So that nothing is lost, restate each entry exactly as supplied.

· · ·

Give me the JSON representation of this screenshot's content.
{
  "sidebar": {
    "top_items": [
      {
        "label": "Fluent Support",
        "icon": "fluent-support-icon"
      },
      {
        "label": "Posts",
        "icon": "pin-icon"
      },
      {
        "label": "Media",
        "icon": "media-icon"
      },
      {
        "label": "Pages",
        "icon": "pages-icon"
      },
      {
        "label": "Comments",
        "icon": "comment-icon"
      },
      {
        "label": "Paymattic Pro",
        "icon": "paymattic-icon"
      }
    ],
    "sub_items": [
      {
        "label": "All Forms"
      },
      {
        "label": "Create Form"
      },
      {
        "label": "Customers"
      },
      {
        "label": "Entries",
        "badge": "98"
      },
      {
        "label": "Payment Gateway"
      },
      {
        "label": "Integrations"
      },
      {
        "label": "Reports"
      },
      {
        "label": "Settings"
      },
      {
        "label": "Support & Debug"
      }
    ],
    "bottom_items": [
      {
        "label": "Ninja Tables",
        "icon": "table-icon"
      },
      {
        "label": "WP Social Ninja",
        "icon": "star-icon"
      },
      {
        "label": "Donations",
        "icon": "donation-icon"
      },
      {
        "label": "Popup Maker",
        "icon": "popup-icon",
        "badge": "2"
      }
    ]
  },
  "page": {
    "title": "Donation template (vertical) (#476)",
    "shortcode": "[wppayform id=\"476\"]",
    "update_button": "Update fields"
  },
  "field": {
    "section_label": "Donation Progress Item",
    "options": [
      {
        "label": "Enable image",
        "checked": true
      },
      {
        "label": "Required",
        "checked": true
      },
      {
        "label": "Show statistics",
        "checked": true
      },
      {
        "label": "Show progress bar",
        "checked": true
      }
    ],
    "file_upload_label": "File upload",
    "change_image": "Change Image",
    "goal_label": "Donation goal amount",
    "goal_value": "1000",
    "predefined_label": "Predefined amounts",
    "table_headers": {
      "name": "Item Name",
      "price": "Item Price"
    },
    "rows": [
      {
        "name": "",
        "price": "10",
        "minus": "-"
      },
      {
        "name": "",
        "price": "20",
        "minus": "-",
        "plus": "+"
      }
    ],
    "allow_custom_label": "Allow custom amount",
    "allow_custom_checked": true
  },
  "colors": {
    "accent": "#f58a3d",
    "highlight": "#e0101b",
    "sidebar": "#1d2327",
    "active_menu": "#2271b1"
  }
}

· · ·

**TASK RESPONSE:**
Give me the JSON representation of this screenshot's content.
{
  "sidebar": {
    "top_items": [
      {
        "label": "Fluent Support",
        "icon": "fluent-support-icon"
      },
      {
        "label": "Posts",
        "icon": "pin-icon"
      },
      {
        "label": "Media",
        "icon": "media-icon"
      },
      {
        "label": "Pages",
        "icon": "pages-icon"
      },
      {
        "label": "Comments",
        "icon": "comment-icon"
      },
      {
        "label": "Paymattic Pro",
        "icon": "paymattic-icon"
      }
    ],
    "sub_items": [
      {
        "label": "All Forms"
      },
      {
        "label": "Create Form"
      },
      {
        "label": "Customers"
      },
      {
        "label": "Entries",
        "badge": "98"
      },
      {
        "label": "Payment Gateway"
      },
      {
        "label": "Integrations"
      },
      {
        "label": "Reports"
      },
      {
        "label": "Settings"
      },
      {
        "label": "Support & Debug"
      }
    ],
    "bottom_items": [
      {
        "label": "Ninja Tables",
        "icon": "table-icon"
      },
      {
        "label": "WP Social Ninja",
        "icon": "star-icon"
      },
      {
        "label": "Donations",
        "icon": "donation-icon"
      },
      {
        "label": "Popup Maker",
        "icon": "popup-icon",
        "badge": "2"
      }
    ]
  },
  "page": {
    "title": "Donation template (vertical) (#476)",
    "shortcode": "[wppayform id=\"476\"]",
    "update_button": "Update fields"
  },
  "field": {
    "section_label": "Donation Progress Item",
    "options": [
      {
        "label": "Enable image",
        "checked": true
      },
      {
        "label": "Required",
        "checked": true
      },
      {
        "label": "Show statistics",
        "checked": true
      },
      {
        "label": "Show progress bar",
        "checked": true
      }
    ],
    "file_upload_label": "File upload",
    "change_image": "Change Image",
    "goal_label": "Donation goal amount",
    "goal_value": "1000",
    "predefined_label": "Predefined amounts",
    "table_headers": {
      "name": "Item Name",
      "price": "Item Price"
    },
    "rows": [
      {
        "name": "",
        "price": "10",
        "minus": "-"
      },
      {
        "name": "",
        "price": "20",
        "minus": "-",
        "plus": "+"
      }
    ],
    "allow_custom_label": "Allow custom amount",
    "allow_custom_checked": true
  },
  "colors": {
    "accent": "#f58a3d",
    "highlight": "#e0101b",
    "sidebar": "#1d2327",
    "active_menu": "#2271b1"
  }
}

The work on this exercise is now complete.